## ABOUT THIS TASK:
Calculate how many lines of the data hold "نیاز". The answer consists of that number only.

+++

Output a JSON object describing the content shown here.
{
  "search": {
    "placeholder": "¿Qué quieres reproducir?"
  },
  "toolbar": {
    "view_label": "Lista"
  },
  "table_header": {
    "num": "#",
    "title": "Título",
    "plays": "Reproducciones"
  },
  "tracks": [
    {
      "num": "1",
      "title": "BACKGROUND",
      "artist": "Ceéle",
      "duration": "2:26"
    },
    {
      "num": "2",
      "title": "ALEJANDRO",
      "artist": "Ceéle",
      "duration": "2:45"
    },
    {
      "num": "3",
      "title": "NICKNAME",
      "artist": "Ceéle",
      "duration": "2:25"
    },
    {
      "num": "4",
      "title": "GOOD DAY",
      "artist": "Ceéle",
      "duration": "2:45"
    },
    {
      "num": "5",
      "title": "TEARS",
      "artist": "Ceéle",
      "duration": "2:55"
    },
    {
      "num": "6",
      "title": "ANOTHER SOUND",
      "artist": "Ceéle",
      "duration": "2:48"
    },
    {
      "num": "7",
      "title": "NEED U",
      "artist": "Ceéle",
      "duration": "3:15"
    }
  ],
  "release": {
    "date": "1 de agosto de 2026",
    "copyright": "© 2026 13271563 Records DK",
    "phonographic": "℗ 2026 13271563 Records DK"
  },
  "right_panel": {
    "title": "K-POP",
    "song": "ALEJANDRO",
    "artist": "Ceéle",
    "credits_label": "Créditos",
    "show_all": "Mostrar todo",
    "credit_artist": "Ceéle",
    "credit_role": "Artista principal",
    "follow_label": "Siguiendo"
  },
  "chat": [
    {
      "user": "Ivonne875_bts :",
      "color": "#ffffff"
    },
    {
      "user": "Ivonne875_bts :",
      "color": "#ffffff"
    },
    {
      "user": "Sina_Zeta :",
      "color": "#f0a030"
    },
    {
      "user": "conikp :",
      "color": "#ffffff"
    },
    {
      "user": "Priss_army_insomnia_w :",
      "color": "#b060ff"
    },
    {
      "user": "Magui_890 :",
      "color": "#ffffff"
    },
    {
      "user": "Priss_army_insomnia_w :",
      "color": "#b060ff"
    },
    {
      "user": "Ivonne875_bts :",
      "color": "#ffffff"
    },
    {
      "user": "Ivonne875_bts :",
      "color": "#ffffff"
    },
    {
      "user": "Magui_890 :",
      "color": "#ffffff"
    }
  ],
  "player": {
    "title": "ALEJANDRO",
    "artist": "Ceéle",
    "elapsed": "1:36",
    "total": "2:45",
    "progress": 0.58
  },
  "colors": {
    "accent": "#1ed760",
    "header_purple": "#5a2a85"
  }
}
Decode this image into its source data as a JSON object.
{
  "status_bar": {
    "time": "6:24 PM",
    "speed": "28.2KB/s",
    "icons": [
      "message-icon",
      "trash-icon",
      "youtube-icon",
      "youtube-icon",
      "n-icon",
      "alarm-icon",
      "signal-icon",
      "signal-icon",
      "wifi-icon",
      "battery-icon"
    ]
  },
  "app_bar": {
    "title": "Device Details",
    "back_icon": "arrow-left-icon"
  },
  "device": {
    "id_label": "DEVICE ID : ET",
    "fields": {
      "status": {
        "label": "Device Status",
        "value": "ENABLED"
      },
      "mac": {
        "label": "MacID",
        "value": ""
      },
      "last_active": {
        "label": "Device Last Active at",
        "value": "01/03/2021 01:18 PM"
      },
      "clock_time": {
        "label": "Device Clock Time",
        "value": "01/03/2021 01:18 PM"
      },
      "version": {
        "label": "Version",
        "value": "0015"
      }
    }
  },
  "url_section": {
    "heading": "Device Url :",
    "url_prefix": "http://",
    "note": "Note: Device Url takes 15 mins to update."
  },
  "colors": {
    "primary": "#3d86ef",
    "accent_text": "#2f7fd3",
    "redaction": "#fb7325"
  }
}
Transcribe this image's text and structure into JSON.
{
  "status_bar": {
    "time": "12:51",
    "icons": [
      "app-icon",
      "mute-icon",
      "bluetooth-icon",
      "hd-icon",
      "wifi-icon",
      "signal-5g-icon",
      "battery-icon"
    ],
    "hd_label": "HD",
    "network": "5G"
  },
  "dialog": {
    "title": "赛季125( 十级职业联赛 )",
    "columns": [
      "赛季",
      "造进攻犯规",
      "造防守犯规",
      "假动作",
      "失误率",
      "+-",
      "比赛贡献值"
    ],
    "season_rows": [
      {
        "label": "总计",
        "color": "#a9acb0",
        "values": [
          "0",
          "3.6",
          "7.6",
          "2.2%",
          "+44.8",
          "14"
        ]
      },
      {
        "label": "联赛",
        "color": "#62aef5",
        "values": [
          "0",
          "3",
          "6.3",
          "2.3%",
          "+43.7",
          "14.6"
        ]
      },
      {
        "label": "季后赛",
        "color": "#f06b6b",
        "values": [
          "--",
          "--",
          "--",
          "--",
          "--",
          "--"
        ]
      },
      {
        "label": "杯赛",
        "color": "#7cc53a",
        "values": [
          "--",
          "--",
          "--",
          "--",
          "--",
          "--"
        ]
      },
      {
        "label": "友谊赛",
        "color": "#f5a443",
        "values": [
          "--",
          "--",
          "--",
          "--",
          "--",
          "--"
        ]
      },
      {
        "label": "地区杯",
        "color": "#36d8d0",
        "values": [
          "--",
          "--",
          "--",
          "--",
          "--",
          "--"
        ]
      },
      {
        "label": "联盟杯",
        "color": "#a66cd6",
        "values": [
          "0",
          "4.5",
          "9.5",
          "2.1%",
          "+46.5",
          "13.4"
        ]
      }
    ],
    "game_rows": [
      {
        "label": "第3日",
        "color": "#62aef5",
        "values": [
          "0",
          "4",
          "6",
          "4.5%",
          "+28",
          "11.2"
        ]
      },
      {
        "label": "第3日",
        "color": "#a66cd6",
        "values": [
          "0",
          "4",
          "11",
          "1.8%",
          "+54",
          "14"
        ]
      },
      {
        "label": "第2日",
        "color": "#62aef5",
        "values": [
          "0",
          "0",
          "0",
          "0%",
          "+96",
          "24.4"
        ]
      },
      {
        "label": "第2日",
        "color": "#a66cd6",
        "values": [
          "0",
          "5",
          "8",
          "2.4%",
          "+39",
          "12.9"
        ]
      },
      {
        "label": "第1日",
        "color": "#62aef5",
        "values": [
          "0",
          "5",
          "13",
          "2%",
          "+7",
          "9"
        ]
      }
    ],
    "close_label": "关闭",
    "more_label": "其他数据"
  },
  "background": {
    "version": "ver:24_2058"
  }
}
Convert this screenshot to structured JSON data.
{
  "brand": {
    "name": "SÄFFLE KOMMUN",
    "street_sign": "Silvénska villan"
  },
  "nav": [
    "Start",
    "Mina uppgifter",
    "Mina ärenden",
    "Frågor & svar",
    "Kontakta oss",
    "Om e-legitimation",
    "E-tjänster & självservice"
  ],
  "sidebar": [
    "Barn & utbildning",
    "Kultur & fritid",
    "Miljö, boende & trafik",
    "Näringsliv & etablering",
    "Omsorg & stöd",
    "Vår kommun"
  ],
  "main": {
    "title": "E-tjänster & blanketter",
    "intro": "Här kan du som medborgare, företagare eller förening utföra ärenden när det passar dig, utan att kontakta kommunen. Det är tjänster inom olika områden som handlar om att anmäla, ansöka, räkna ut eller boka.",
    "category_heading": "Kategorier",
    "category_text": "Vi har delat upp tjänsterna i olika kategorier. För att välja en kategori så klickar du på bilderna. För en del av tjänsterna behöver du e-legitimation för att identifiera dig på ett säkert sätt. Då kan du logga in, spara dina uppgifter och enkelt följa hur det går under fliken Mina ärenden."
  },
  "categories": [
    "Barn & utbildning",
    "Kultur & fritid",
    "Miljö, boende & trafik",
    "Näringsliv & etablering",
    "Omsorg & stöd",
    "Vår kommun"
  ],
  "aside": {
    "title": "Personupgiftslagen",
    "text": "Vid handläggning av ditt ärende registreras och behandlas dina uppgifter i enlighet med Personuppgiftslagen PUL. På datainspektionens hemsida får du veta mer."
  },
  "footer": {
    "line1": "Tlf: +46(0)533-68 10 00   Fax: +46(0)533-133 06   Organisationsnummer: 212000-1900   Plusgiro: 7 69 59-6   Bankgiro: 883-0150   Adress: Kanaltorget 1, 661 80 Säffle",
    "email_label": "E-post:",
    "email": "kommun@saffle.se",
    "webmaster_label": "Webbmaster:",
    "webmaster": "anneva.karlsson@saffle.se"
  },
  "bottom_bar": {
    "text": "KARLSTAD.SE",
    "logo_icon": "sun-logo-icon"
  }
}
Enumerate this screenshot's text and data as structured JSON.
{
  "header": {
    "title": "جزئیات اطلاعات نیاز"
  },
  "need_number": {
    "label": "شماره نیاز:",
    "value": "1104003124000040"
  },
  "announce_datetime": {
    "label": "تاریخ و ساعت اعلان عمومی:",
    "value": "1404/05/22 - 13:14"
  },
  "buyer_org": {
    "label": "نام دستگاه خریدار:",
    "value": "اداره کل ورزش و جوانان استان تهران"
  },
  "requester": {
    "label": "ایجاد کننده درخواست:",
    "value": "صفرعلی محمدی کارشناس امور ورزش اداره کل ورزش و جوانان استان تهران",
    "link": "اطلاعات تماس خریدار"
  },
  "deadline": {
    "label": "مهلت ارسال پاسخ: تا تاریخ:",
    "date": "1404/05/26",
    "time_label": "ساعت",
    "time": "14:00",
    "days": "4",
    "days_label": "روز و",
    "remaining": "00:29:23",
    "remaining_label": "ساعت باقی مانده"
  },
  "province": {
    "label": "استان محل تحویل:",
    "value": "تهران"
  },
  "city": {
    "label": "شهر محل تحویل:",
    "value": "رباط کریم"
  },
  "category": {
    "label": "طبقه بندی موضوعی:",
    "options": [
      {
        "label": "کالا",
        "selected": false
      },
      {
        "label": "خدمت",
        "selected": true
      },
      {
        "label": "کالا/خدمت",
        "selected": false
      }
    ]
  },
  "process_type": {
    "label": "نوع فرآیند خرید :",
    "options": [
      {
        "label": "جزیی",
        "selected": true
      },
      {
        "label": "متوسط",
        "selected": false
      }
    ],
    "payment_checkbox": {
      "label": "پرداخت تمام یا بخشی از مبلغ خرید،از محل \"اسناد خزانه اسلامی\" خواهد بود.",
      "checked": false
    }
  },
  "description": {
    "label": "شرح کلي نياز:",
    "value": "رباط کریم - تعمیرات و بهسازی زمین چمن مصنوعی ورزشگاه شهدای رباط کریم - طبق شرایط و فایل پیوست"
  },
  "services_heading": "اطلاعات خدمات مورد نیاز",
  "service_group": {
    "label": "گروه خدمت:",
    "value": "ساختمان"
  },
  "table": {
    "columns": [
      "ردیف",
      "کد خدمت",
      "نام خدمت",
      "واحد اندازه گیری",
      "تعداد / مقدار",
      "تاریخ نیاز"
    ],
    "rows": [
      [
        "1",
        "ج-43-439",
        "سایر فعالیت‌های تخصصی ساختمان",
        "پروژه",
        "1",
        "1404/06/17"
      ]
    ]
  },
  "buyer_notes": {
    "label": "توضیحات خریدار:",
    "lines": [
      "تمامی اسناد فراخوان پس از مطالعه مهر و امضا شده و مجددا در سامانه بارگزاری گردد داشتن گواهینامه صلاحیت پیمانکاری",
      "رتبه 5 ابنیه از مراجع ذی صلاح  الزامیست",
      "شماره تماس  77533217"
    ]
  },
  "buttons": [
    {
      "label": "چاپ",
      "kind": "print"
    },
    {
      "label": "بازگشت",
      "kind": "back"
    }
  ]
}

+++

## PROBLEM SOLUTION:
4